"It's not spiders I dislike, just people." -Petra
Question #88895 posted on 02/10/2017 11:52 a.m.
Q:

Dear 100 Hour Board,

So I've noticed I'm happier, more cheerful, and think more positively about both myself and life when dating is going well compared to when I am single. That's something that I want to change- I want to be content, upbeat, and like myself regardless of my relationship status. Any tips for being happy with being single, and rocking the single life?

-Girl

A:

Dear Girl,

I'd look into the reasons why you're happier and have a more positive outlook on yourself and on life when your dating life is going well. While I've never been in a relationship, so can't really compare that to single life, I've noticed that I'm happier and more self-confident when I have positive interactions with others. It makes me feel good when I make the people around me laugh a lot, when others seek my company, are happy to see me, etc. I think this is because whenever people react positively to me, it subconsciously reinforces self-perceptions of my positive attributes. To some extent, I think it's reasonable to apply this type of reinforcement based off of human interaction to others. When people seem to think well of us, we are inclined to think well of ourselves. 

So some of my advice to you is to determine the specific attributes that are reinforced when you're in a relationship, and then make an effort to reinforce those attributes yourself. For example, if being in a relationship makes you feel attractive, then make a point to tell yourself every day that you're attractive.

Besides developing these positive thought patterns, I'd suggest finding an activity that gives you happiness and personal fulfillment. I don't know what that may be for you, but some examples from my own life include cooking (especially making up new recipes), music, poetry, my job, and writing for the Board. 

Finally, organize things to do with your friends. This could be game nights, going to performances, hiking, whatever. This way, you can be sure to always have something fun to look forward to.

Good luck!

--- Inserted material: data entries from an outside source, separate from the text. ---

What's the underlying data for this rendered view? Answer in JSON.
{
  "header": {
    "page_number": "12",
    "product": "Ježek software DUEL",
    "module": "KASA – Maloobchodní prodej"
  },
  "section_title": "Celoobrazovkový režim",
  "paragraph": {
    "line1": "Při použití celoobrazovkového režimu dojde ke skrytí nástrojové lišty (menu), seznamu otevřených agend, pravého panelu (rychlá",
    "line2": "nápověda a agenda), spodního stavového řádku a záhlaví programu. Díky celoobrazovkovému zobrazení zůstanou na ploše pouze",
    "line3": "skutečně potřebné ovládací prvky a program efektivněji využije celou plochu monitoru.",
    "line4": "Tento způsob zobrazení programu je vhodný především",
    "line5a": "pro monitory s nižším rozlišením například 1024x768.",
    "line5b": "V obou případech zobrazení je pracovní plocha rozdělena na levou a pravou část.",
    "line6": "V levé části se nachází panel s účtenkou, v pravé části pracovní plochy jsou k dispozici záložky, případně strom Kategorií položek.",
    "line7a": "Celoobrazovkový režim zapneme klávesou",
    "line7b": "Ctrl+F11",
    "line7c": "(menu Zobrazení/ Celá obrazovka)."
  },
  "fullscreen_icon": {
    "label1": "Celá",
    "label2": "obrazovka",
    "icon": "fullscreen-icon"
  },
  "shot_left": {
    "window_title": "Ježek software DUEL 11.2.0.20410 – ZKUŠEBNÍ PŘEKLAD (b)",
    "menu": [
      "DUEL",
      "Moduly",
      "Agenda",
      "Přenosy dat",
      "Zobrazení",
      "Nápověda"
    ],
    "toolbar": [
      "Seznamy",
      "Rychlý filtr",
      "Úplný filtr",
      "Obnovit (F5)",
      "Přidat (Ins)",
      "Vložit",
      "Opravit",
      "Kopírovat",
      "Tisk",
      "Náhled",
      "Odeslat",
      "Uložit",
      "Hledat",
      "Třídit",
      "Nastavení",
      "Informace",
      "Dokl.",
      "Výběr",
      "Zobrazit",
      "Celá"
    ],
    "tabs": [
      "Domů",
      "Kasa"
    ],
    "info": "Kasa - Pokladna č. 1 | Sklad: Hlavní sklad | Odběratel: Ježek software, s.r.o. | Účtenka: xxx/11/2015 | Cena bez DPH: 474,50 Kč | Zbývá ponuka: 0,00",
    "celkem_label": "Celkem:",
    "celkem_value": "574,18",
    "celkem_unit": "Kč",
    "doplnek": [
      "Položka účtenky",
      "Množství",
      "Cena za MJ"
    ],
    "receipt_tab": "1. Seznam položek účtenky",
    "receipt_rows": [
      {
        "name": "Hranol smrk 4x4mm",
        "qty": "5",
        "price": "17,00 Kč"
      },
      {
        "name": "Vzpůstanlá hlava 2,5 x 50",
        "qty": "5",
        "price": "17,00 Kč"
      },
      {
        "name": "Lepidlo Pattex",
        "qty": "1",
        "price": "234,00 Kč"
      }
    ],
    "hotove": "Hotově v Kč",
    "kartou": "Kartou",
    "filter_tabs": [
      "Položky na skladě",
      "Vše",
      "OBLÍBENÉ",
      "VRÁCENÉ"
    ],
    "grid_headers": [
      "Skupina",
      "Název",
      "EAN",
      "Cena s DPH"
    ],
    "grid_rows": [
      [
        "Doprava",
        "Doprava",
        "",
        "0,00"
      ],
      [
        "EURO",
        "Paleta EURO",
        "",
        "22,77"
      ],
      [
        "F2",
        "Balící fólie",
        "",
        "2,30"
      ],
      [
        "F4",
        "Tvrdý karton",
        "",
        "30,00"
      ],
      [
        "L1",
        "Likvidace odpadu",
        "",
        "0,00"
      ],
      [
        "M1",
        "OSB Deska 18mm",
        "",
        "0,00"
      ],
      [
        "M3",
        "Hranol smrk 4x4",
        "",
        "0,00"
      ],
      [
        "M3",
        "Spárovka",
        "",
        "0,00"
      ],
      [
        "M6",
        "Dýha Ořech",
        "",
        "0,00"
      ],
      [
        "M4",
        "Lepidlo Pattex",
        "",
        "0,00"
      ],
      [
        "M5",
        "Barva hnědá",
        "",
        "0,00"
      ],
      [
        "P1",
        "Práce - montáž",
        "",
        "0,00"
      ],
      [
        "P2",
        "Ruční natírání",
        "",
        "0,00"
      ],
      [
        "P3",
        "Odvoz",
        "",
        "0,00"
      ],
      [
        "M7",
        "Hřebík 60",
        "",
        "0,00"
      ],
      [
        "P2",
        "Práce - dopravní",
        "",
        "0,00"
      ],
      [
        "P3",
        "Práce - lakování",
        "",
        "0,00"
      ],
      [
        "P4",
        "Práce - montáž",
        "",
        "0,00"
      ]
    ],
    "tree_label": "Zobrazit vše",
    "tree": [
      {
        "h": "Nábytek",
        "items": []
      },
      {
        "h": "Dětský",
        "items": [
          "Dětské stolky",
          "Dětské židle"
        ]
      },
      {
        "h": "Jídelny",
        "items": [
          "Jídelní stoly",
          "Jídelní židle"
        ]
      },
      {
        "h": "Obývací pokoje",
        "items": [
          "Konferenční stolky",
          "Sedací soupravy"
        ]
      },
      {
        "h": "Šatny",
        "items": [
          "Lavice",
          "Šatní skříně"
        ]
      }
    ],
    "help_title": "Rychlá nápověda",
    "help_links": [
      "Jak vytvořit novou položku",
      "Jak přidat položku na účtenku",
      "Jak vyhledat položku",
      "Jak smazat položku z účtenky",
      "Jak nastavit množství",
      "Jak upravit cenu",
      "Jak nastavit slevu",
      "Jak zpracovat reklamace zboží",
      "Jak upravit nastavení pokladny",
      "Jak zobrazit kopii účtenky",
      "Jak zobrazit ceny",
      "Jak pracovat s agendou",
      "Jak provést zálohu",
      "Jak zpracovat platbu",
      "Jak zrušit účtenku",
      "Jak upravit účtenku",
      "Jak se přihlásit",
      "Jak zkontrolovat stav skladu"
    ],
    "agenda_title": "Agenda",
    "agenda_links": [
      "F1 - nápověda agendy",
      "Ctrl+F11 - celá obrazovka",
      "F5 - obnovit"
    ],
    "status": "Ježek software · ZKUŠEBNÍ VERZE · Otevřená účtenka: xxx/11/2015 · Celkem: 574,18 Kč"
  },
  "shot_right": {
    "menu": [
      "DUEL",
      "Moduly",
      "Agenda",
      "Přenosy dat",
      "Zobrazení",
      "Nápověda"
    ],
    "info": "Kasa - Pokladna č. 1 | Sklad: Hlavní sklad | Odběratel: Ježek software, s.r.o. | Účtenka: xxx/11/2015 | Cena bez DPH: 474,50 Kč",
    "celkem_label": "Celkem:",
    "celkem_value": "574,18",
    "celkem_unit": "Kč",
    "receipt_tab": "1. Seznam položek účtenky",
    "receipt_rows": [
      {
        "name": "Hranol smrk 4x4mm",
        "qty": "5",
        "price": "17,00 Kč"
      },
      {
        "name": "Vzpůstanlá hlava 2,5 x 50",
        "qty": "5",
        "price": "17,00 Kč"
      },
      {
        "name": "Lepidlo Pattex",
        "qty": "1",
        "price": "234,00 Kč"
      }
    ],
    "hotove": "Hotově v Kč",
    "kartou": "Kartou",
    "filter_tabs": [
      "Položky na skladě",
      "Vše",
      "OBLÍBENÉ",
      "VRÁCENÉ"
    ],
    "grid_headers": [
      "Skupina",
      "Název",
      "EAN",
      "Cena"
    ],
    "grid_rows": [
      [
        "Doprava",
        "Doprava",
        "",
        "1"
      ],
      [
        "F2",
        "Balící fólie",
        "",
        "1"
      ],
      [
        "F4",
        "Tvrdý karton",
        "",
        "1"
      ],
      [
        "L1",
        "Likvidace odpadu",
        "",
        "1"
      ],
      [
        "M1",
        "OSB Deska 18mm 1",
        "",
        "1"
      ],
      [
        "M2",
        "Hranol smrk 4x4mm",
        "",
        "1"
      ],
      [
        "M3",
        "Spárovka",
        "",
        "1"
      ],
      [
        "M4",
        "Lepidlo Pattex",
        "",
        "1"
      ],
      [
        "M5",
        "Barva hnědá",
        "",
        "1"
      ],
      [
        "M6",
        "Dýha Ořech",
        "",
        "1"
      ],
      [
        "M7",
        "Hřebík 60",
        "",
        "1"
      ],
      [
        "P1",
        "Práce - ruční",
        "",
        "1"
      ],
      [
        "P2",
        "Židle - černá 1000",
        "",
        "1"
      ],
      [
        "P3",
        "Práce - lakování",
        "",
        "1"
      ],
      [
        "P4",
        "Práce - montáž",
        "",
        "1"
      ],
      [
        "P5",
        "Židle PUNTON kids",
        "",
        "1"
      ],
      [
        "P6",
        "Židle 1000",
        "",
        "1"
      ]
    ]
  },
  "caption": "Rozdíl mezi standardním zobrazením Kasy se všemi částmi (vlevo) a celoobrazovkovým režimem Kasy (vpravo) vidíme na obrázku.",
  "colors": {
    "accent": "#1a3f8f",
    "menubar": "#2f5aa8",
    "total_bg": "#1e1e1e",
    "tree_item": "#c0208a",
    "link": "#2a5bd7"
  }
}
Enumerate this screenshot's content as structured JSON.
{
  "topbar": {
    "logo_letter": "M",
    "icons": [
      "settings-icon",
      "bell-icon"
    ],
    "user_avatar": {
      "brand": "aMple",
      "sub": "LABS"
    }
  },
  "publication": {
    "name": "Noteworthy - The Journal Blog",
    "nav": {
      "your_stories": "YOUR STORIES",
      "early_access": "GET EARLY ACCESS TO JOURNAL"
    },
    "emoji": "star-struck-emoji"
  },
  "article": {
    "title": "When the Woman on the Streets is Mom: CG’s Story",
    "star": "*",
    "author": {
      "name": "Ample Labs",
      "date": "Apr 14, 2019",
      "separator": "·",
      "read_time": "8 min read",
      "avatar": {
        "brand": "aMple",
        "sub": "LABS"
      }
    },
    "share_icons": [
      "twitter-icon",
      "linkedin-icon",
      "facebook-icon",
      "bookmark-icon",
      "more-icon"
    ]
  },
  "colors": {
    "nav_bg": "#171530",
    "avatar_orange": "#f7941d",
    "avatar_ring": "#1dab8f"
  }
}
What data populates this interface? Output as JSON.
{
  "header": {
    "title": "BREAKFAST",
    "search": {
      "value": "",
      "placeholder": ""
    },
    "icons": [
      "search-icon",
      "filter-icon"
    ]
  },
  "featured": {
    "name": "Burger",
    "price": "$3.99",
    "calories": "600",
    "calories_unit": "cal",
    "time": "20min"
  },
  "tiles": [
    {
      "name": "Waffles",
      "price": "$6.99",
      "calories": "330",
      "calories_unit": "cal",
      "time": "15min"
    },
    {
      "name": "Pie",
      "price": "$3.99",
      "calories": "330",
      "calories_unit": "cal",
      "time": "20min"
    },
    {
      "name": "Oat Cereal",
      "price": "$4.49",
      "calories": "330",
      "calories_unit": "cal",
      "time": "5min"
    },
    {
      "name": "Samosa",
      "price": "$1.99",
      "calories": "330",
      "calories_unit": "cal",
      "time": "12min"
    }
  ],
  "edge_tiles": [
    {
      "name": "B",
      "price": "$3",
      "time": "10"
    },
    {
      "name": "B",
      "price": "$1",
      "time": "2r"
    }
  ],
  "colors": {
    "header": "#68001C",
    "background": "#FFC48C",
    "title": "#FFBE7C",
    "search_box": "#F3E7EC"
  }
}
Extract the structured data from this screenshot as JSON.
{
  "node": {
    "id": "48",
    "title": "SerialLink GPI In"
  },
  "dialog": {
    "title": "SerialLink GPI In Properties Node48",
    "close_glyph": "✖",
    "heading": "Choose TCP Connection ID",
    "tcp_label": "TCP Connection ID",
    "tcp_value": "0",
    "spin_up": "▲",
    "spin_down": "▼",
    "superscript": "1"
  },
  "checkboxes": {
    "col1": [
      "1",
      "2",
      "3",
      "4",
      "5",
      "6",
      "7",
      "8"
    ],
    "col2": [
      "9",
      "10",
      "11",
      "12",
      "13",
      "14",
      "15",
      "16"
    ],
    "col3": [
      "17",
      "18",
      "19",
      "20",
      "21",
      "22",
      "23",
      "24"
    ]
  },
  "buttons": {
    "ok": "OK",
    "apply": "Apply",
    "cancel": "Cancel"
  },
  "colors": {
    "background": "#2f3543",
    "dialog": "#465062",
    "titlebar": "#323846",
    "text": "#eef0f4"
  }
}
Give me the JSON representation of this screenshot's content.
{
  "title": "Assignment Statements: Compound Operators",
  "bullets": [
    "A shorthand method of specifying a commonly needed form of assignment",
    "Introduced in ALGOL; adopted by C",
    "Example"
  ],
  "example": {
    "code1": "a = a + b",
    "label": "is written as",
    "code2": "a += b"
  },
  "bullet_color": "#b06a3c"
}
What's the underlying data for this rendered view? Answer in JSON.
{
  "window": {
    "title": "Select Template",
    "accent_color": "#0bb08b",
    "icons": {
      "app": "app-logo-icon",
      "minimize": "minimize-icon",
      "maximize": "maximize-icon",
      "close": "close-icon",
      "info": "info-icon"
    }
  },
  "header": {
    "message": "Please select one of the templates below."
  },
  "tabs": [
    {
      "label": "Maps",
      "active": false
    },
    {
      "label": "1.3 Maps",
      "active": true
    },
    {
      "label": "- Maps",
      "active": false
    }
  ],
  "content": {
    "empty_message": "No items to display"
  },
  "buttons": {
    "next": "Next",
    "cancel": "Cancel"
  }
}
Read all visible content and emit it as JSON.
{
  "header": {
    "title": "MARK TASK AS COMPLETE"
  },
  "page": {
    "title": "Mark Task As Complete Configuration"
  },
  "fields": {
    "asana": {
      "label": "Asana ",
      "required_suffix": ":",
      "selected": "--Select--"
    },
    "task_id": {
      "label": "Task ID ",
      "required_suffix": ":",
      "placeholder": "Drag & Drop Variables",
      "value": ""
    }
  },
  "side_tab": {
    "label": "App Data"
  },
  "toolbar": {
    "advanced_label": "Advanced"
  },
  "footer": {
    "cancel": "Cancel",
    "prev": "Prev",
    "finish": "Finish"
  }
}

~Anathema

A:

Dear person,

Having many close and loving relationships with good people helps me to stay content, upbeat, and like myself. Humans are social critters. We need each other to stay mentally healthy. Working on developing close relationships with family members or friends or mentors or mentees or whoever may help you to be happier when you aren't dating someone exclusively.

Other than that, I try to only do things that a) help me work towards goals or for causes that I actually care about or b) are genuinely enjoyable. This helps me to prevent existential crises in life, such as working at jobs that I hate, pretending that I'm someone that I'm not, or pretending that things are okay when they are not. Obviously, there are cons to this approach (like offending people, for example), but the more I live this way, the more graceful I become at it. 

Just my personal life philosophy. Everyone is different. Also, I realize that the second paragraph sounds self-centered, so I find myself wanting to temper it. Many of my own personal goals have to do with who I am as a human being, which makes it easier to deal with temporal disappointments. And I think most people have causes that they care about that lead them to help other people. So I think having goals that are characteristic-oriented rather than achievement-oriented can help, as well as checking to make sure that I focus on others sometimes. Both of those things seem pretty important in figuring out life balance. But when I do feel apathy towards something, I try to take it more seriously instead of pushing through it just because I feel like I should.

-Sheebs, who (despite presumptuously answering this question in the way that she did) still struggles with being too worldly and selfish, and has very few of the possible answers to this question, and possibly not any of the best ones